A person with loss aversion is someone with a greater desire to avoid any risk that could bring about a loss, rather than to acquire a similar gain. Simply put, the person would rather not lose $1000 than gain $1000.
Circumvent loss aversion by not staying emotionally attached to your investments; successful investors know the importance of keeping their emotions and finances separate. It also lies in knowing when an investment is no longer working in your favour and cutting your losses at the right time to prevent further loss.
One well-tested way to instil discipline is to include a stop-loss (pre-set level) to sell an investment if its price drops below a certain amount.
4. Recency Bias
Beware of recency bias – placing too much emphasis on experiences that are freshest in your memory. This is especially important following periods of strong or poor performance. Recency bias may lead investors to think that a current stock market sell-off or rally will extend into the future, and can lead investors to make short term decisions that are not aligned to their long term financial plans. This can have detrimental consequences on their wealth.
An example of this is the market rally in 2021. Equity markets surged following the Covid outbreak. So-called ‘Meme’ stocks gained viral popularity through heightened social sentiment, and rallied strongly, despite the fact that they had little revenue and very high multiples. The risk/return trade-off became very high as these stocks rallied and became more and more expensive. Despite this, many investors continued to buy them, ignoring conventional fundamental valuation metrics, believing that, because the stocks had rallied and had strong popularity, that they would continue to rally. Sadly, many investors suffered extreme losses as these ‘meme’ stocks plummeted in late 2022.
The same can be said for market sell-offs. With 2022 delivering one of the worst returns across all asset classes in decades, many investors may be wary of investing, despite fundamental valuations looking attractive. It is important to be aware of recency bias when focusing on your portfolio.

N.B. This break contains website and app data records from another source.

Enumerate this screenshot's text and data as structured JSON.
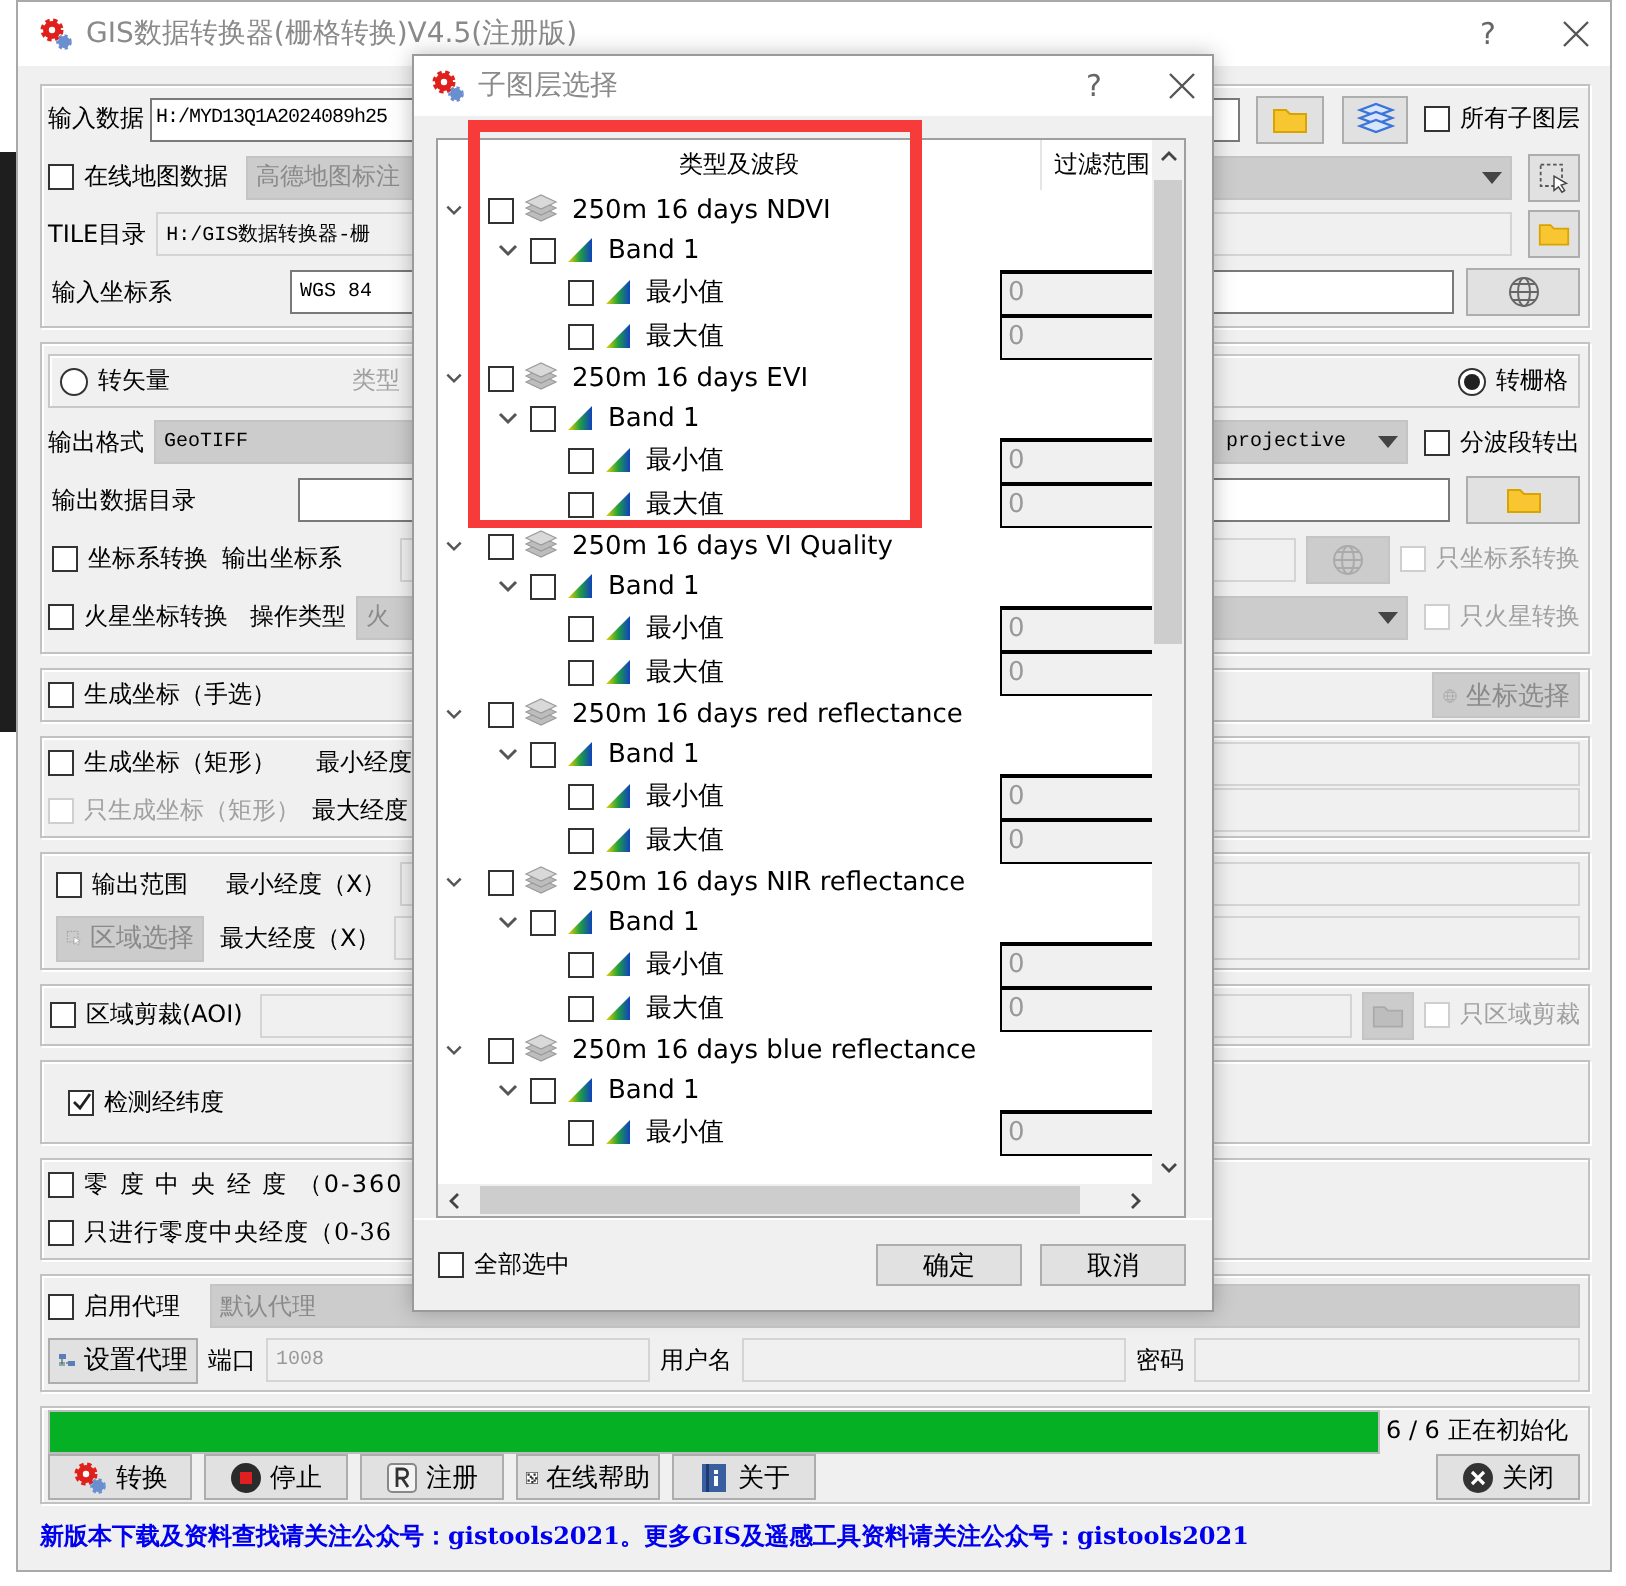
{
  "main_window": {
    "title": "GIS数据转换器(栅格转换)V4.5(注册版)",
    "help": "?"
  },
  "input": {
    "label": "输入数据",
    "value": "H:/MYD13Q1A2024089h25",
    "all_sublayers": {
      "label": "所有子图层",
      "checked": false
    }
  },
  "online_map": {
    "label": "在线地图数据",
    "checked": false,
    "source": "高德地图标注"
  },
  "tile_dir": {
    "label": "TILE目录",
    "value": "H:/GIS数据转换器-栅"
  },
  "input_crs": {
    "label": "输入坐标系",
    "value": "WGS 84"
  },
  "mode": [
    {
      "label": "转矢量",
      "selected": false
    },
    {
      "label": "转栅格",
      "selected": true
    }
  ],
  "type_label": "类型",
  "output_format": {
    "label": "输出格式",
    "value": "GeoTIFF",
    "resample": "projective",
    "split_bands": {
      "label": "分波段转出",
      "checked": false
    }
  },
  "output_dir": {
    "label": "输出数据目录"
  },
  "crs_convert": {
    "label": "坐标系转换",
    "checked": false,
    "output_crs_label": "输出坐标系",
    "only": {
      "label": "只坐标系转换",
      "checked": false,
      "disabled": true
    }
  },
  "mars_convert": {
    "label": "火星坐标转换",
    "checked": false,
    "op_label": "操作类型",
    "op_value": "火",
    "only": {
      "label": "只火星转换",
      "checked": false,
      "disabled": true
    }
  },
  "manual_coords": {
    "label": "生成坐标（手选）",
    "checked": false,
    "button": {
      "label": "坐标选择",
      "disabled": true
    }
  },
  "rect_coords": {
    "label": "生成坐标（矩形）",
    "checked": false,
    "only": {
      "label": "只生成坐标（矩形）",
      "checked": false,
      "disabled": true
    },
    "min_lon": "最小经度",
    "max_lon": "最大经度"
  },
  "output_extent": {
    "label": "输出范围",
    "checked": false,
    "button": {
      "label": "区域选择",
      "disabled": true
    },
    "min_x": "最小经度（X）",
    "max_x": "最大经度（X）"
  },
  "aoi": {
    "label": "区域剪裁(AOI)",
    "checked": false,
    "only": {
      "label": "只区域剪裁",
      "checked": false,
      "disabled": true
    }
  },
  "check_latlon": {
    "label": "检测经纬度",
    "checked": true
  },
  "zero_meridian": {
    "label": "零 度 中 央 经 度 （0-360",
    "checked": false
  },
  "zero_meridian_only": {
    "label": "只进行零度中央经度（0-36",
    "checked": false
  },
  "proxy": {
    "label": "启用代理",
    "checked": false,
    "preset": "默认代理",
    "set_button": "设置代理",
    "port_label": "端口",
    "port": "1008",
    "user_label": "用户名",
    "password_label": "密码"
  },
  "progress": {
    "level": 1,
    "text": "6 / 6 正在初始化"
  },
  "actions": [
    {
      "kind": "convert",
      "label": "转换"
    },
    {
      "kind": "stop",
      "label": "停止"
    },
    {
      "kind": "register",
      "label": "注册"
    },
    {
      "kind": "help",
      "label": "在线帮助"
    },
    {
      "kind": "about",
      "label": "关于"
    }
  ],
  "close_button": "关闭",
  "footer": "新版本下载及资料查找请关注公众号：gistools2021。更多GIS及遥感工具资料请关注公众号：gistools2021",
  "dialog": {
    "title": "子图层选择",
    "help": "?",
    "columns": [
      "类型及波段",
      "过滤范围"
    ],
    "layers": [
      {
        "name": "250m 16 days NDVI",
        "checked": false,
        "expanded": true,
        "children": [
          {
            "name": "Band 1",
            "checked": false,
            "expanded": true,
            "children": [
              {
                "name": "最小值",
                "checked": false,
                "filter": "0"
              },
              {
                "name": "最大值",
                "checked": false,
                "filter": "0"
              }
            ]
          }
        ]
      },
      {
        "name": "250m 16 days EVI",
        "checked": false,
        "expanded": true,
        "children": [
          {
            "name": "Band 1",
            "checked": false,
            "expanded": true,
            "children": [
              {
                "name": "最小值",
                "checked": false,
                "filter": "0"
              },
              {
                "name": "最大值",
                "checked": false,
                "filter": "0"
              }
            ]
          }
        ]
      },
      {
        "name": "250m 16 days VI Quality",
        "checked": false,
        "expanded": true,
        "children": [
          {
            "name": "Band 1",
            "checked": false,
            "expanded": true,
            "children": [
              {
                "name": "最小值",
                "checked": false,
                "filter": "0"
              },
              {
                "name": "最大值",
                "checked": false,
                "filter": "0"
              }
            ]
          }
        ]
      },
      {
        "name": "250m 16 days red reflectance",
        "checked": false,
        "expanded": true,
        "children": [
          {
            "name": "Band 1",
            "checked": false,
            "expanded": true,
            "children": [
              {
                "name": "最小值",
                "checked": false,
                "filter": "0"
              },
              {
                "name": "最大值",
                "checked": false,
                "filter": "0"
              }
            ]
          }
        ]
      },
      {
        "name": "250m 16 days NIR reflectance",
        "checked": false,
        "expanded": true,
        "children": [
          {
            "name": "Band 1",
            "checked": false,
            "expanded": true,
            "children": [
              {
                "name": "最小值",
                "checked": false,
                "filter": "0"
              },
              {
                "name": "最大值",
                "checked": false,
                "filter": "0"
              }
            ]
          }
        ]
      },
      {
        "name": "250m 16 days blue reflectance",
        "checked": false,
        "expanded": true,
        "children": [
          {
            "name": "Band 1",
            "checked": false,
            "expanded": true,
            "children": [
              {
                "name": "最小值",
                "checked": false,
                "filter": "0"
              }
            ]
          }
        ]
      }
    ],
    "select_all": {
      "label": "全部选中",
      "checked": false
    },
    "buttons": [
      "确定",
      "取消"
    ]
  }
}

Ensure that you assess investment opportunities on their fundamental merits, not based on past performance.
5. Familiarity Bias
Familiarity breeds comfort, and as investors, it leads towards familiarity bias when seeking to invest – be it in a company, sector, region, or country. For one, employees show a bigger preference to invest in their company’s stock. They could, however, be at risk of two losses if the company performs poorly – loss of compensation as an employee and loss of investment gain as an investor.
Another example is only investing in stocks of your local country. You might be comfortable with local company brands, or local company services so you then choose to only invest in these companies as you are familiar with them. However, this exposes you to concentration risk, resulting in less optimal portfolios and under-diversification.
Navigate familiarity bias by gradually diversifying your investments more broadly across companies, sectors, countries, and regions. In doing so, you can reduce your portfolio’s risk and smoothen out your returns.
6. Bandwagon effect
A person who practices the bandwagon effect finds the odd comfort of participating in something many others have done. However, in the investment world, following the crowd could lead to bad investment decisions.
As an example, investment price bubbles can happen, where the price of a particular investment asset rises continuously. When more people rush in to buy the asset, its price could go up further, creating a loop of rising prices and an increased demand for the asset. Eventually, it can get to a point beyond any backing by the fundamentals and become highly overvalued.
It’s always best, therefore, to analyze and decide based on your own research and strategy before proceeding with any investment. Think of the long term instead of short term trends and market sentiment. You could also explore investing in undervalued assets that may offer better returns compared to popular investments, despite being the underdog in the market. With these strategies, you can prevent falling into the trap of ‘herd mentality’ bias and increasing the odds of drawing sound conclusions based on information and insights.